(Data about app and page elements)
******************************
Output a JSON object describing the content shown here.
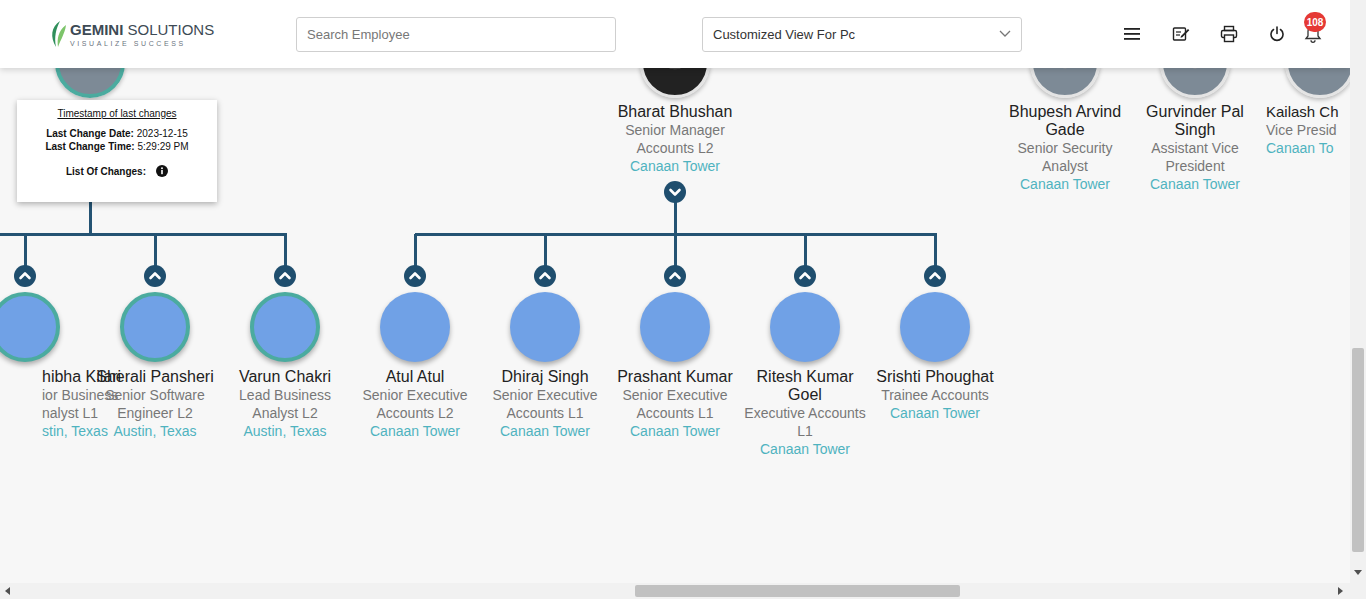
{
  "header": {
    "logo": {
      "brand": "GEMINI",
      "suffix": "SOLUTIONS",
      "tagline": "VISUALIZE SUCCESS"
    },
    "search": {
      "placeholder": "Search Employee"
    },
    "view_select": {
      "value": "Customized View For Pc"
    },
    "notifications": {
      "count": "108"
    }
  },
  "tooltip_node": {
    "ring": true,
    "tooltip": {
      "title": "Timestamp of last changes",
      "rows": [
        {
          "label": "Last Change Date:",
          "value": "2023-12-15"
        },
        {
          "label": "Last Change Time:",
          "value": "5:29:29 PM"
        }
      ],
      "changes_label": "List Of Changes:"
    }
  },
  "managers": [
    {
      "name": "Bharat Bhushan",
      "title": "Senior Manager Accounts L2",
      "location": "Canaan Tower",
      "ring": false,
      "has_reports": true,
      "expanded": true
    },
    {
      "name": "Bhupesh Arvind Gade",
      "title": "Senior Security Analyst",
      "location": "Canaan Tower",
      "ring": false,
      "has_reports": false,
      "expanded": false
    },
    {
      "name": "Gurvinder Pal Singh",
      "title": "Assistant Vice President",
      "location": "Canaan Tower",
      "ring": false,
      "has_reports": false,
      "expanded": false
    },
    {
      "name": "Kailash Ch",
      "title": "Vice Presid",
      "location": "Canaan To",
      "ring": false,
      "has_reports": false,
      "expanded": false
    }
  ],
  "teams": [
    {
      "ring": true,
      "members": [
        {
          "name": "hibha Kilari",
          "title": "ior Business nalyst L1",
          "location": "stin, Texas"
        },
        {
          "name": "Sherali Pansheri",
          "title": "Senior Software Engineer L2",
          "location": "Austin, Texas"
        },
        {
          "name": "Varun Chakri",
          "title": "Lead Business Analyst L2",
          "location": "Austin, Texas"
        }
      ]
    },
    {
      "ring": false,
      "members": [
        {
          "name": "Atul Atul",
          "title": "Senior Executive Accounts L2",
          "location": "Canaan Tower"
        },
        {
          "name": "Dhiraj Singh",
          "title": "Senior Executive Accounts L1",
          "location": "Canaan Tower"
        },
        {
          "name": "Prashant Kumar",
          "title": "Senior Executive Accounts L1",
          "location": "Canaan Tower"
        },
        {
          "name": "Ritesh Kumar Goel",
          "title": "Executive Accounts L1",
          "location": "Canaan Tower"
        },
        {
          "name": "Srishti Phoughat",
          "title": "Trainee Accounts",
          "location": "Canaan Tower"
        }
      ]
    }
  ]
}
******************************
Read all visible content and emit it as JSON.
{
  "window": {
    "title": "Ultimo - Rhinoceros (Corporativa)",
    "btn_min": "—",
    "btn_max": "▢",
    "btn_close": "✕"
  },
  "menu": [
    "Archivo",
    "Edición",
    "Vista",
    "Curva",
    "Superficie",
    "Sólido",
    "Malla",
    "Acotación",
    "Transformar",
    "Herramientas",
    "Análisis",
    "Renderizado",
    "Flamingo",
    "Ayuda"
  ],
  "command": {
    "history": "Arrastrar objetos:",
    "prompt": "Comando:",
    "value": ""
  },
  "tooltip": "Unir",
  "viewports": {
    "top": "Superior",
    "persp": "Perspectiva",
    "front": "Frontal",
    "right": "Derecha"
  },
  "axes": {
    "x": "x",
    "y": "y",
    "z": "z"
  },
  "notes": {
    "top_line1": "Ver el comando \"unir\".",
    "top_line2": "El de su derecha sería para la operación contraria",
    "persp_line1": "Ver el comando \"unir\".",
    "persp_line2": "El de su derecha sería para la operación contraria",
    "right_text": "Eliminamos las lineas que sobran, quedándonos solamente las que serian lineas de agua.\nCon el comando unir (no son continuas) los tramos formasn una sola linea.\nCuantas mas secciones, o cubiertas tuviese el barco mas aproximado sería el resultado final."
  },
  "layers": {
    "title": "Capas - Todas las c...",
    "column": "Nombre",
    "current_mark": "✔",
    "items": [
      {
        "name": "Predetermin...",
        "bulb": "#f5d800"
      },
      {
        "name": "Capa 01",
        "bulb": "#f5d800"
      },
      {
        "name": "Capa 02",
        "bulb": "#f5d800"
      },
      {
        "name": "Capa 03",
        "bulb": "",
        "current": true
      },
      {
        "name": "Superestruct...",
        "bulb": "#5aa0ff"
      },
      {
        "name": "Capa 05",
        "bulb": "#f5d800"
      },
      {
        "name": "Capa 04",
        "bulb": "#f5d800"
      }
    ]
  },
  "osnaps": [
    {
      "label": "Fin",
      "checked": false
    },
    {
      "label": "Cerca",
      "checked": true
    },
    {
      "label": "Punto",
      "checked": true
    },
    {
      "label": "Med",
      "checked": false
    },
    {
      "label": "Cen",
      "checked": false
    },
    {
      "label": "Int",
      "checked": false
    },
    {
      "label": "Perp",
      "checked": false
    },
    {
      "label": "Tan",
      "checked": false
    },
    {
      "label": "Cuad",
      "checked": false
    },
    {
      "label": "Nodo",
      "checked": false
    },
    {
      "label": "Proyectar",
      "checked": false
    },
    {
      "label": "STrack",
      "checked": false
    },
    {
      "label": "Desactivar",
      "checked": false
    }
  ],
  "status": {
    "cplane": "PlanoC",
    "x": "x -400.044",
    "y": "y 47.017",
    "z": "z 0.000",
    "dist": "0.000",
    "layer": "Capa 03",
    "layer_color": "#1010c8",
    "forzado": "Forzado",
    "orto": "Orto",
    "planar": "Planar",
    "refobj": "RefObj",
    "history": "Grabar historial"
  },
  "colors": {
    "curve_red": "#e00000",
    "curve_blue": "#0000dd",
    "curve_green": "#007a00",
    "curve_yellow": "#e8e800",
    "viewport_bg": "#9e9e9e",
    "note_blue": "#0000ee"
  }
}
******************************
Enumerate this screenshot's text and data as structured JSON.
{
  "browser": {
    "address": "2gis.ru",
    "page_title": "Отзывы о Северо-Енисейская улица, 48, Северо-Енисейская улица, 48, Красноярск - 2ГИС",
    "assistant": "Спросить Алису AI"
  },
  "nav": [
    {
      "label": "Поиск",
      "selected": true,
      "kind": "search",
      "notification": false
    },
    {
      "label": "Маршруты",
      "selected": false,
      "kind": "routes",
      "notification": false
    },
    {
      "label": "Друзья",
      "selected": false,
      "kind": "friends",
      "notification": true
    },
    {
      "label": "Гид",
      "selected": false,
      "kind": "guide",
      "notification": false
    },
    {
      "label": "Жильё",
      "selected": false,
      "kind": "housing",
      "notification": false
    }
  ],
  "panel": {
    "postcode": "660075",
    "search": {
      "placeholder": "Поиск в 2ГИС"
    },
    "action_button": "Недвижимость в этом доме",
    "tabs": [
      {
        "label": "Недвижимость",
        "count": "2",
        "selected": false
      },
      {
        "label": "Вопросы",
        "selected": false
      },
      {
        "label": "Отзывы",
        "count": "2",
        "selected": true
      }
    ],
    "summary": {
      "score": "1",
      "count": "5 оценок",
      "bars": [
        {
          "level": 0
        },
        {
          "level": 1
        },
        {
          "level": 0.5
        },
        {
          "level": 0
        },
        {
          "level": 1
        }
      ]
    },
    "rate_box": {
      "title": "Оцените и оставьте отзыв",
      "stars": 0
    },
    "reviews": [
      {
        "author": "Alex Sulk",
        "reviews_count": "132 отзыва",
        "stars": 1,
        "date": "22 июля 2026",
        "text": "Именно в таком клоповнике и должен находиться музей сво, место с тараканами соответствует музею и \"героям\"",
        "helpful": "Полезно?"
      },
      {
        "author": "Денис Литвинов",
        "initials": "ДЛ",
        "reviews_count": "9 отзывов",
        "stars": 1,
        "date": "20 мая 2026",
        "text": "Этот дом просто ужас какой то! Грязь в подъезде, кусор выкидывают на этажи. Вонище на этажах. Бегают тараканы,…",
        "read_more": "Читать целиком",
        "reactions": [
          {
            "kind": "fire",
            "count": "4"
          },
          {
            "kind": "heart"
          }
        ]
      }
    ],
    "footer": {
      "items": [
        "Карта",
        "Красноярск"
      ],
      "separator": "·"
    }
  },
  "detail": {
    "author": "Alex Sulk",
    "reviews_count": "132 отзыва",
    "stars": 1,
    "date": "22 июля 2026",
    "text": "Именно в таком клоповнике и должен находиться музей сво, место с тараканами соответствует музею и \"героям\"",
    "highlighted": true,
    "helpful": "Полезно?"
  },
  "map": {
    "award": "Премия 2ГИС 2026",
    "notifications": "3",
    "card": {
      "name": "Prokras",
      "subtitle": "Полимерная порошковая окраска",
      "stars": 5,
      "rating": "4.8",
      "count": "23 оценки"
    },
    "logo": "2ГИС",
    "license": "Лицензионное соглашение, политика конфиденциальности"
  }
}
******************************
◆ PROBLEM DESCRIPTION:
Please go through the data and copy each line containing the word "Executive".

◆ THE COMPLETED TASK:
          "title": "Senior Executive Accounts L2",
          "title": "Senior Executive Accounts L1",
          "title": "Senior Executive Accounts L1",
          "title": "Executive Accounts L1",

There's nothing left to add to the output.